Bulacan is easily accessible from Metro Manila and other parts of Central Luzon. It is a short ride by personal vehicle or by public bus from Metro Manila. There are plenty of fixed rate and metered taxis stationed at the Ninoy Aquino International Airport. Also, there are car rental agencies at the airport and everywhere else in the metro.
For budget travelers, buses are the best way to get into Bulacan. All northbound buses pass by the province and there are a good number of bus lines that leave at regular intervals from several stations in Quezon City, Pasay City and Manila.
Once in Bulacan, jeepneys and buses are the cheapest ways of getting around. There are also tricycles that can take you around towns. Taxis and for-rent vans are also available but these can be rather expensive.
Bulacan Tourist Attractions
photo byChadie dela Cruz
The Barasoain Church is recognized as the Cradle of Democracy in the East. It was the site of the First Philippine Republic’s Constitutional Convention in 1898. The old church is also known as the Our Lady of Mount Carmel Church. It is has stunning architectural designs; the medieval bell tower has rose windows and bamboo arches at its entrance. The church itself has intricate paintings on its wall and ceiling. The Barasoain Church is also considered as the most important religious building in the country.
For those who would like to take a break from the historical attractions, the Madlum River provides an ideal escape. The river is located at the province’s northern boundary, close to Mount Manalmon.

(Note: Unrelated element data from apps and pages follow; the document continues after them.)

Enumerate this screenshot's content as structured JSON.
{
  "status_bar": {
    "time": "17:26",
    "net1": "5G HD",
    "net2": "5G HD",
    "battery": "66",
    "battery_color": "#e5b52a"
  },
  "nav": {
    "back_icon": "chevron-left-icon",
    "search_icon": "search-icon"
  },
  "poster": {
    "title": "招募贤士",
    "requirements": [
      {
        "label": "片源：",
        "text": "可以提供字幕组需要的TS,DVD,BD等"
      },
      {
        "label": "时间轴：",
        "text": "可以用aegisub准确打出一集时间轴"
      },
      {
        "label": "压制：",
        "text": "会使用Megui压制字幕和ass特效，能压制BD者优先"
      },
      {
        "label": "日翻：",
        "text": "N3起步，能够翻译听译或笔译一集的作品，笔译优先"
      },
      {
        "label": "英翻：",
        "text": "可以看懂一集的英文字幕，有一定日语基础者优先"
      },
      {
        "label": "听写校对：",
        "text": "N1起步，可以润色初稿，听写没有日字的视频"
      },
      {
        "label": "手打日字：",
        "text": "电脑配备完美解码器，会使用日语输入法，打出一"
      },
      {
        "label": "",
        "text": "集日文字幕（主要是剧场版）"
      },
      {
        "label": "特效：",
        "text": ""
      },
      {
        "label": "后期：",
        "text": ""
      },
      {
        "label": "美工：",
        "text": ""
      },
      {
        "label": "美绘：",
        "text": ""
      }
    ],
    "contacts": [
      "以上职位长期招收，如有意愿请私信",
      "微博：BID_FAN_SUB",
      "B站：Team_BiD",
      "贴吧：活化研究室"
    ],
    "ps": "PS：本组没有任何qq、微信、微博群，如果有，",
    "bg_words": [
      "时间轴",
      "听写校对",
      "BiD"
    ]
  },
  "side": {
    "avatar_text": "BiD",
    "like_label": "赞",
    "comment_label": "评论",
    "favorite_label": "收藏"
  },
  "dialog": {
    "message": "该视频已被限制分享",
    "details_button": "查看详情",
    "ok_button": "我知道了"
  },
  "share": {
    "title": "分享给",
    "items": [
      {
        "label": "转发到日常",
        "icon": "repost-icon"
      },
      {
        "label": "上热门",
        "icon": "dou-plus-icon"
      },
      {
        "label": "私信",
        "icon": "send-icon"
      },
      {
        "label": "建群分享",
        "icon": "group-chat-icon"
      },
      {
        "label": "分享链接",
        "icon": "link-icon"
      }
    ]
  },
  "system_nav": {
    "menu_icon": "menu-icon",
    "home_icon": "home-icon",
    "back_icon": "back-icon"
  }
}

Swimming in the river is quite safe; it has a sandy, gradually sloping riverbed and calm, clear waters. There are also towering rock formations everywhere and small caves can be explored a few meters from the river. If you’re a daredevil, you can cross the monkey bridge to the other side of the river. The bridge is used by locals and it may no longer be existent as of this writing but if it still is, crossing it will definitely be a thrill.
Another excellent eco adventure awaits visitors in the Pinagrealan Cave in Norzagaray. The cave also had its share of revolutionaries hiding out in its corners but it is more famous for its spectacular rock formations. There’s an ankle-deep stream running on the cave’s floor which goes up to your waist in some places. There are crystals embedded on some parts of the cave walls and at the end of one trail, there are a few sink holes where you can take a dip if you wish.

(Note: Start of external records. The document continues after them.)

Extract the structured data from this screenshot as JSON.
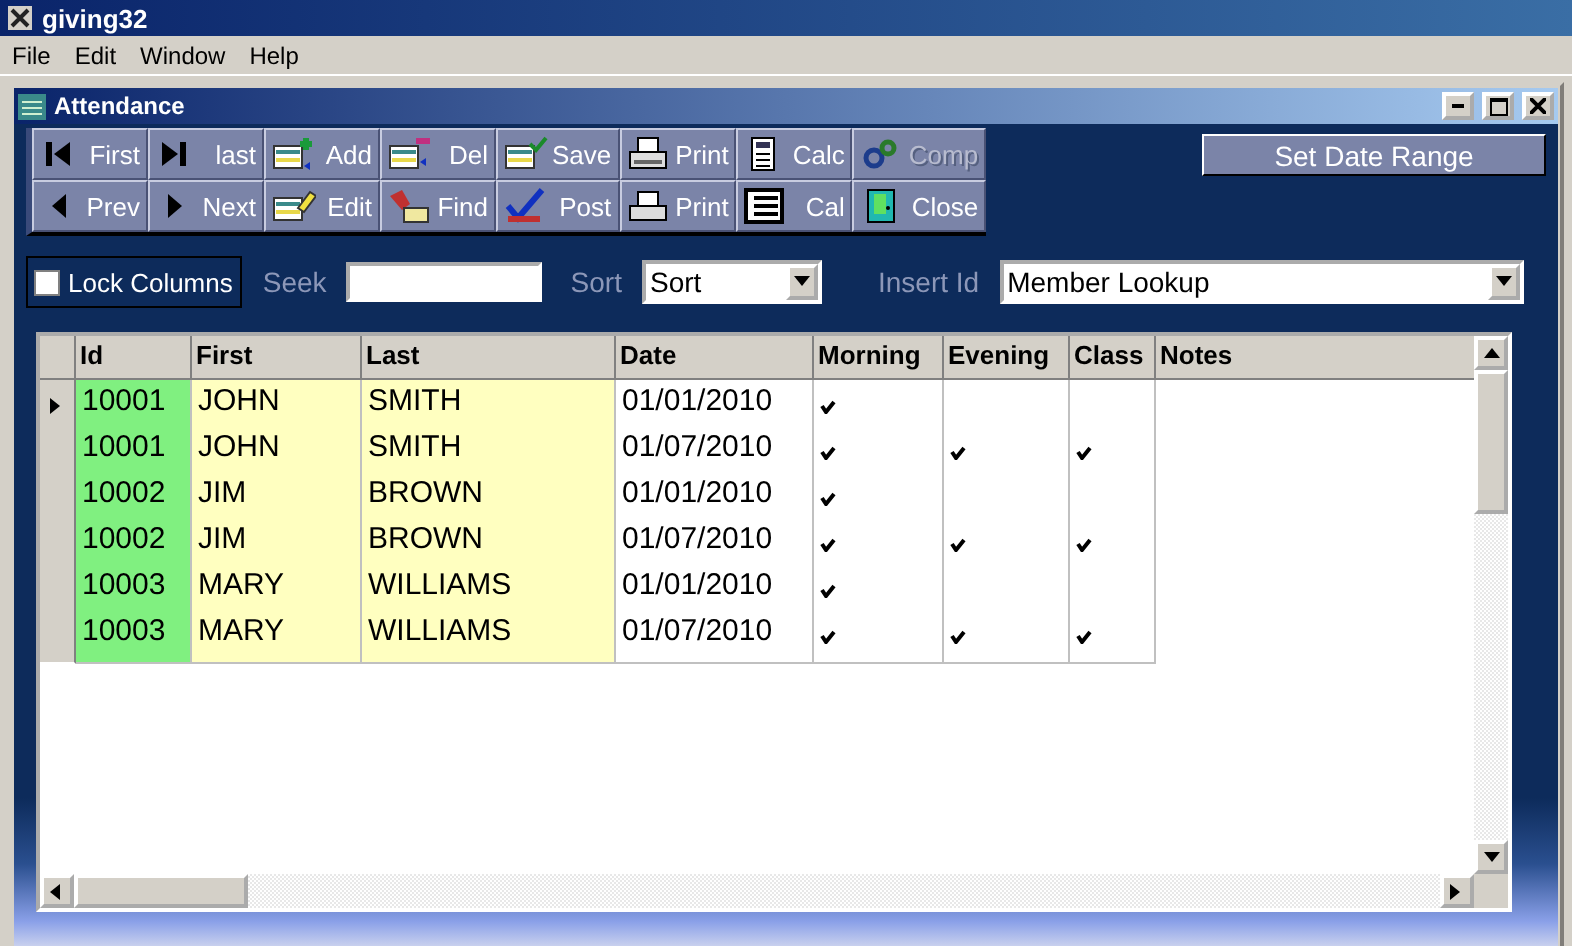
{
  "app_title": "giving32",
  "menu": [
    "File",
    "Edit",
    "Window",
    "Help"
  ],
  "window": {
    "title": "Attendance"
  },
  "toolbar": [
    [
      {
        "label": "First",
        "disabled": false
      },
      {
        "label": "last",
        "disabled": false
      },
      {
        "label": "Add",
        "disabled": false
      },
      {
        "label": "Del",
        "disabled": false
      },
      {
        "label": "Save",
        "disabled": false
      },
      {
        "label": "Print",
        "disabled": false
      },
      {
        "label": "Calc",
        "disabled": false
      },
      {
        "label": "Comp",
        "disabled": true
      }
    ],
    [
      {
        "label": "Prev",
        "disabled": false
      },
      {
        "label": "Next",
        "disabled": false
      },
      {
        "label": "Edit",
        "disabled": false
      },
      {
        "label": "Find",
        "disabled": false
      },
      {
        "label": "Post",
        "disabled": false
      },
      {
        "label": "Print",
        "disabled": false
      },
      {
        "label": "Cal",
        "disabled": false
      },
      {
        "label": "Close",
        "disabled": false
      }
    ]
  ],
  "date_range_button": "Set Date Range",
  "lock_columns": {
    "label": "Lock Columns",
    "checked": false
  },
  "seek": {
    "label": "Seek"
  },
  "sort": {
    "label": "Sort",
    "value": "Sort"
  },
  "insert_id": {
    "label": "Insert Id",
    "value": "Member Lookup"
  },
  "table": {
    "columns": [
      "Id",
      "First",
      "Last",
      "Date",
      "Morning",
      "Evening",
      "Class",
      "Notes"
    ],
    "rows": [
      {
        "selected": true,
        "id": "10001",
        "first": "JOHN",
        "last": "SMITH",
        "date": "01/01/2010",
        "morning": true,
        "evening": false,
        "class": false
      },
      {
        "selected": false,
        "id": "10001",
        "first": "JOHN",
        "last": "SMITH",
        "date": "01/07/2010",
        "morning": true,
        "evening": true,
        "class": true
      },
      {
        "selected": false,
        "id": "10002",
        "first": "JIM",
        "last": "BROWN",
        "date": "01/01/2010",
        "morning": true,
        "evening": false,
        "class": false
      },
      {
        "selected": false,
        "id": "10002",
        "first": "JIM",
        "last": "BROWN",
        "date": "01/07/2010",
        "morning": true,
        "evening": true,
        "class": true
      },
      {
        "selected": false,
        "id": "10003",
        "first": "MARY",
        "last": "WILLIAMS",
        "date": "01/01/2010",
        "morning": true,
        "evening": false,
        "class": false
      },
      {
        "selected": false,
        "id": "10003",
        "first": "MARY",
        "last": "WILLIAMS",
        "date": "01/07/2010",
        "morning": true,
        "evening": true,
        "class": true
      }
    ]
  }
}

Biak na Bato National Park
Bulacan is known for its network of caves that served as sanctuaries of the Filipino revolutionaries during the Spanish time. Among all cave networks, the Biak na Bato (literal translation: cracked rock) is the most well-known. Now a national park, Biak na Bato’s main feature is the mountain gorge sliced or cracked by the Balaong River. A great number of streams, waterfalls and caves are spread across the park, but the most visited of all is Aguinaldo’s cave, the former president’s headquarters back in the day. The national park is a popular ecotourism destination in the region.

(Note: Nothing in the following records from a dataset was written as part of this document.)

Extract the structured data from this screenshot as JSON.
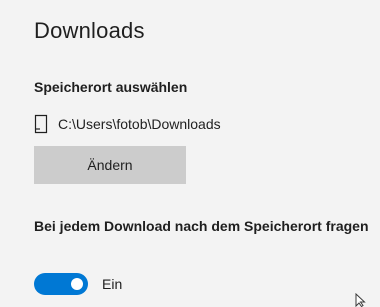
{
  "page": {
    "title": "Downloads"
  },
  "location": {
    "heading": "Speicherort auswählen",
    "path": "C:\\Users\\fotob\\Downloads",
    "path_icon": "device-icon",
    "change_button_label": "Ändern"
  },
  "ask_on_download": {
    "label": "Bei jedem Download nach dem Speicherort fragen",
    "toggle_state_label": "Ein",
    "toggle_on": true
  },
  "colors": {
    "accent": "#0078d4",
    "background": "#f3f3f3",
    "button": "#cccccc"
  }
}
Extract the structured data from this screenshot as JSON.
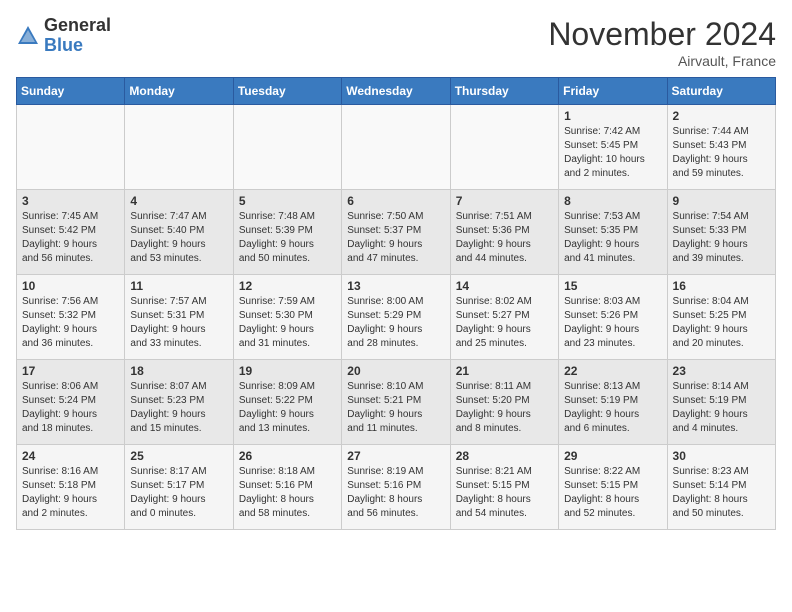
{
  "logo": {
    "general": "General",
    "blue": "Blue"
  },
  "header": {
    "month": "November 2024",
    "location": "Airvault, France"
  },
  "weekdays": [
    "Sunday",
    "Monday",
    "Tuesday",
    "Wednesday",
    "Thursday",
    "Friday",
    "Saturday"
  ],
  "weeks": [
    [
      {
        "day": "",
        "info": ""
      },
      {
        "day": "",
        "info": ""
      },
      {
        "day": "",
        "info": ""
      },
      {
        "day": "",
        "info": ""
      },
      {
        "day": "",
        "info": ""
      },
      {
        "day": "1",
        "info": "Sunrise: 7:42 AM\nSunset: 5:45 PM\nDaylight: 10 hours\nand 2 minutes."
      },
      {
        "day": "2",
        "info": "Sunrise: 7:44 AM\nSunset: 5:43 PM\nDaylight: 9 hours\nand 59 minutes."
      }
    ],
    [
      {
        "day": "3",
        "info": "Sunrise: 7:45 AM\nSunset: 5:42 PM\nDaylight: 9 hours\nand 56 minutes."
      },
      {
        "day": "4",
        "info": "Sunrise: 7:47 AM\nSunset: 5:40 PM\nDaylight: 9 hours\nand 53 minutes."
      },
      {
        "day": "5",
        "info": "Sunrise: 7:48 AM\nSunset: 5:39 PM\nDaylight: 9 hours\nand 50 minutes."
      },
      {
        "day": "6",
        "info": "Sunrise: 7:50 AM\nSunset: 5:37 PM\nDaylight: 9 hours\nand 47 minutes."
      },
      {
        "day": "7",
        "info": "Sunrise: 7:51 AM\nSunset: 5:36 PM\nDaylight: 9 hours\nand 44 minutes."
      },
      {
        "day": "8",
        "info": "Sunrise: 7:53 AM\nSunset: 5:35 PM\nDaylight: 9 hours\nand 41 minutes."
      },
      {
        "day": "9",
        "info": "Sunrise: 7:54 AM\nSunset: 5:33 PM\nDaylight: 9 hours\nand 39 minutes."
      }
    ],
    [
      {
        "day": "10",
        "info": "Sunrise: 7:56 AM\nSunset: 5:32 PM\nDaylight: 9 hours\nand 36 minutes."
      },
      {
        "day": "11",
        "info": "Sunrise: 7:57 AM\nSunset: 5:31 PM\nDaylight: 9 hours\nand 33 minutes."
      },
      {
        "day": "12",
        "info": "Sunrise: 7:59 AM\nSunset: 5:30 PM\nDaylight: 9 hours\nand 31 minutes."
      },
      {
        "day": "13",
        "info": "Sunrise: 8:00 AM\nSunset: 5:29 PM\nDaylight: 9 hours\nand 28 minutes."
      },
      {
        "day": "14",
        "info": "Sunrise: 8:02 AM\nSunset: 5:27 PM\nDaylight: 9 hours\nand 25 minutes."
      },
      {
        "day": "15",
        "info": "Sunrise: 8:03 AM\nSunset: 5:26 PM\nDaylight: 9 hours\nand 23 minutes."
      },
      {
        "day": "16",
        "info": "Sunrise: 8:04 AM\nSunset: 5:25 PM\nDaylight: 9 hours\nand 20 minutes."
      }
    ],
    [
      {
        "day": "17",
        "info": "Sunrise: 8:06 AM\nSunset: 5:24 PM\nDaylight: 9 hours\nand 18 minutes."
      },
      {
        "day": "18",
        "info": "Sunrise: 8:07 AM\nSunset: 5:23 PM\nDaylight: 9 hours\nand 15 minutes."
      },
      {
        "day": "19",
        "info": "Sunrise: 8:09 AM\nSunset: 5:22 PM\nDaylight: 9 hours\nand 13 minutes."
      },
      {
        "day": "20",
        "info": "Sunrise: 8:10 AM\nSunset: 5:21 PM\nDaylight: 9 hours\nand 11 minutes."
      },
      {
        "day": "21",
        "info": "Sunrise: 8:11 AM\nSunset: 5:20 PM\nDaylight: 9 hours\nand 8 minutes."
      },
      {
        "day": "22",
        "info": "Sunrise: 8:13 AM\nSunset: 5:19 PM\nDaylight: 9 hours\nand 6 minutes."
      },
      {
        "day": "23",
        "info": "Sunrise: 8:14 AM\nSunset: 5:19 PM\nDaylight: 9 hours\nand 4 minutes."
      }
    ],
    [
      {
        "day": "24",
        "info": "Sunrise: 8:16 AM\nSunset: 5:18 PM\nDaylight: 9 hours\nand 2 minutes."
      },
      {
        "day": "25",
        "info": "Sunrise: 8:17 AM\nSunset: 5:17 PM\nDaylight: 9 hours\nand 0 minutes."
      },
      {
        "day": "26",
        "info": "Sunrise: 8:18 AM\nSunset: 5:16 PM\nDaylight: 8 hours\nand 58 minutes."
      },
      {
        "day": "27",
        "info": "Sunrise: 8:19 AM\nSunset: 5:16 PM\nDaylight: 8 hours\nand 56 minutes."
      },
      {
        "day": "28",
        "info": "Sunrise: 8:21 AM\nSunset: 5:15 PM\nDaylight: 8 hours\nand 54 minutes."
      },
      {
        "day": "29",
        "info": "Sunrise: 8:22 AM\nSunset: 5:15 PM\nDaylight: 8 hours\nand 52 minutes."
      },
      {
        "day": "30",
        "info": "Sunrise: 8:23 AM\nSunset: 5:14 PM\nDaylight: 8 hours\nand 50 minutes."
      }
    ]
  ]
}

8 Waves Water Park
Traveling families with small children will certainly enjoy a full day of water fun in the 8 Waves Water Park in San Rafael. The resort boasts of a huge wave pool, a smaller kiddie pool with a Noah’s Ark-inspired slide, a lap pool, safari pools with slides, bubble pools, mini-golf, and other gaming facilities. Huts and pool umbrellas are available for those who would like to take a rest from all the water activities.
What to Buy
Bulacan is famous for a lot of things, be it food or local produce. A visit to the province is not quite complete without checking out or buying the following souvenirs:
- firecrackers and other pyrotechnics from Bocaue
- sukang Paombong (special vinegar) from Paombong
- inipit and ensaymada (pastries) from Malolos
- Pastillas de Leche (rolled dairy treats) from San Miguel de Mayumo
- Buntal hats and bone-inlaid furniture from Baliuag
- Fabrics from Bustos and Sta. Maria
- Hand-crafted jewelry from Meycuayan
Bulacan is a melting pot of historic attractions, wonderful food and eco adventures. Its proximity to Metro Manila makes it a worthy side trip or a weekend destination for residents and visitors of the capital city. Its charm beckons travelers of all interests and it is nice to know that just minutes from the hustle and bustle of Manila lies a place where time goes by at a more leisurely pace.